Layouts are special views, that render the “fixed” part of the HTML markup. This is the part that doesn’t change from page to page (perhaps navigation, sidebar, header, footer, etc.)
When we generate a new application, there is a default layout called
Web::Views::ApplicationLayout with a
It comes with a very basic HTML5 wireframe.
<!DOCTYPE HTML> <html> <head> <title>Web</title> </head> <body> <%= yield %> </body> </html>
The most interesting part is
<%= yield %>.
It’s replaced at the runtime with the output of a view.
The order for rendering is first the view, and then the layout.
The context for a layout template is made of the layout and the current view. The latter has higher priority.
Imagine having the following line
<title><%= page_title %></title>.
If both the layout and the view implement
page_title, Hanami will use the one from the view.
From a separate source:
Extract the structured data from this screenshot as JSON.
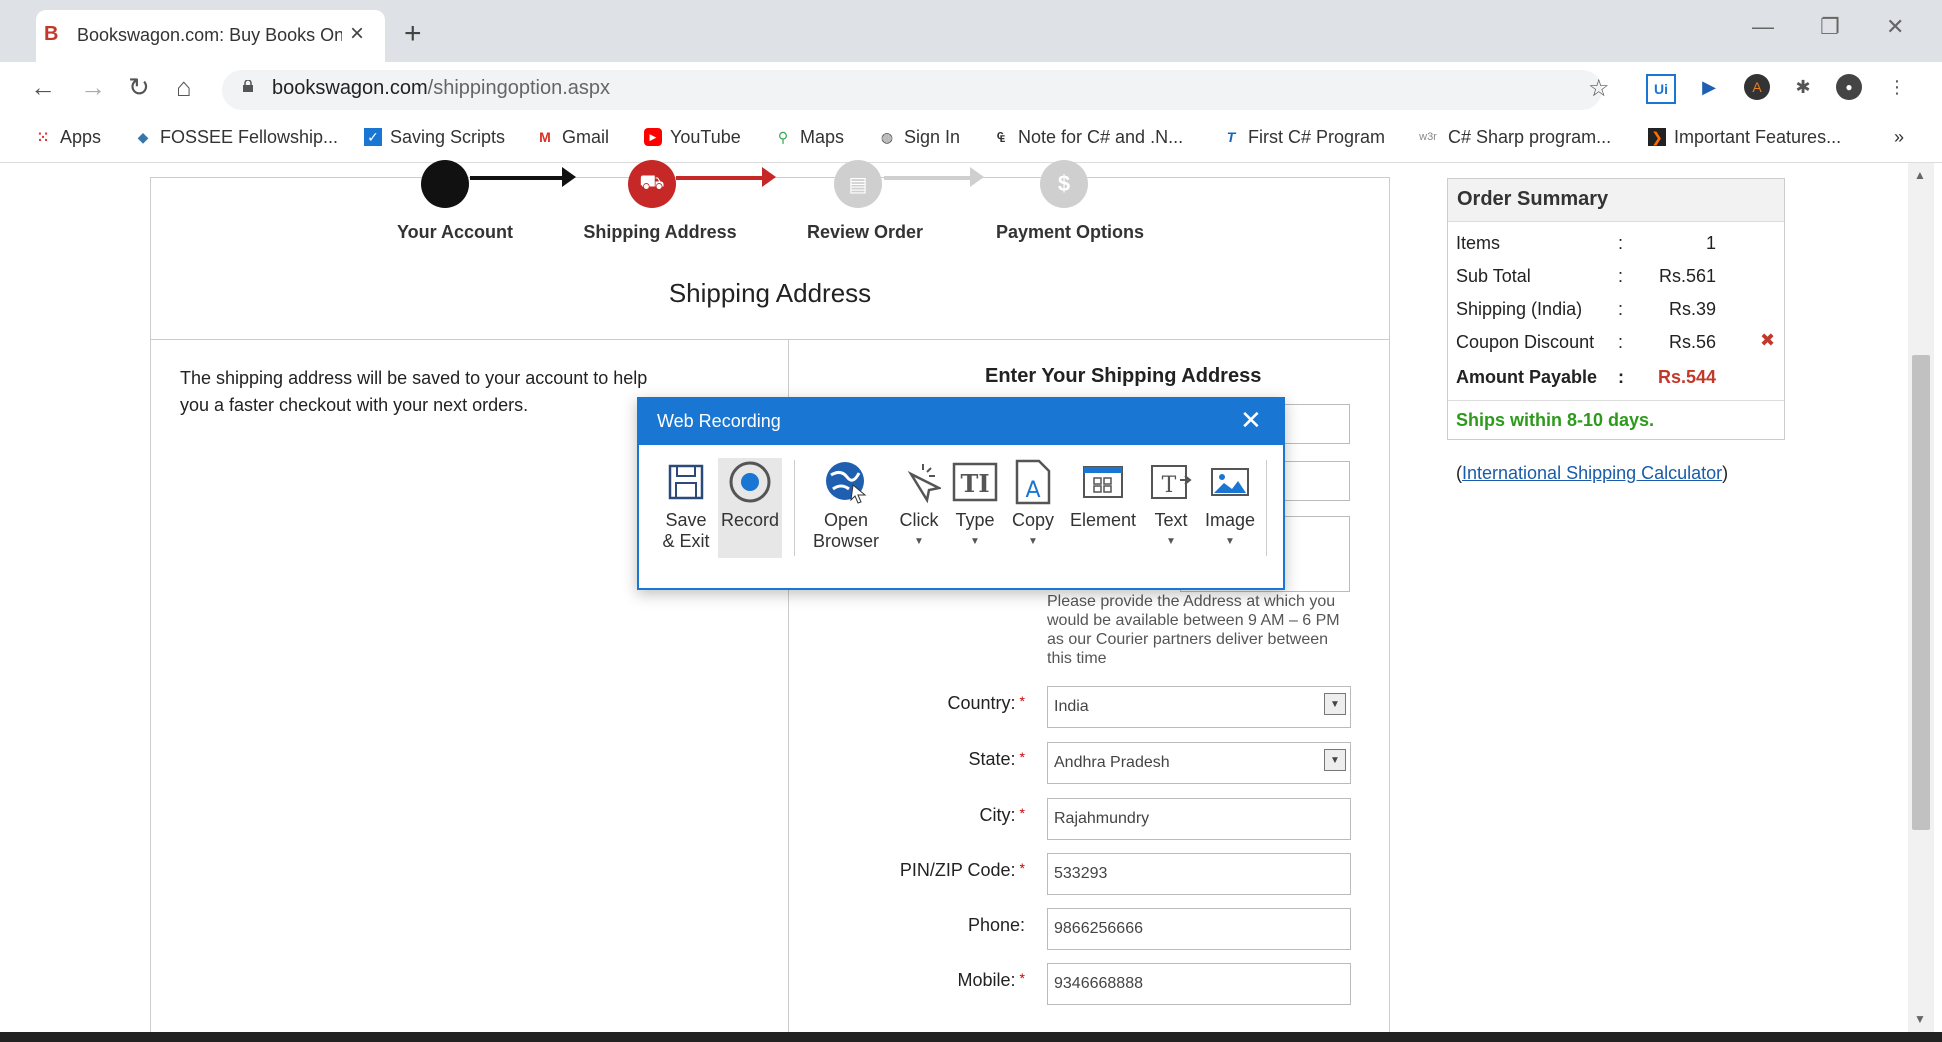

The default layout is defined in an application’s configuration.
# apps/web/application.rb module Web class Application < Hanami::Application configure do layout :application end end end
Hanami transforms the layout name in the application's configuration, by appending the
Layout suffix. For example,
layout :application corresponds to
If we want to disable a layout for a view, we can use a DSL for that:
# apps/web/views/dashboard/index.rb module Web module Views module Dashboard class Index include Web::View layout false end end end end
If we want to turn off this feature entirely, we can set
layout nil into the application’s configuration.
Using Multiple Template Layouts
Sometimes it’s useful to have more than one layout.
For example, if the
application.html.erb template contains navigation elements, and we want an entirely different layout, without navigation elements, for a login page, we can create a
login.html.erb layout template.
Assuming we have a
Web::Actions::UserSessions::New action to log a user in, we can create a
login.html.erb template right next to the default
Then we need to create a new
Web::Views::LoginLayout class, which will use the new layout template. This file can be named
app/web/views/login_layout.rb(right next to the default
module Web module Views class LoginLayout include Web::Layout end end end
Now, in our
app/web/views/user_sessions/new.rb we can specify you’d like to use the login layout for this View:
module Web module Views module UserSessions class New include Web::View layout :login end end end end
And we can add
layout :login to any other View in this app that should use this same layout.
Given the following template for a layout:
With following views:
module Web module Views module Books class Index include Web::View end end end end
The first view doesn’t respond to
Our second object (
Web::Views::Books::Show) responds to that method, so the result will be included in the final markup.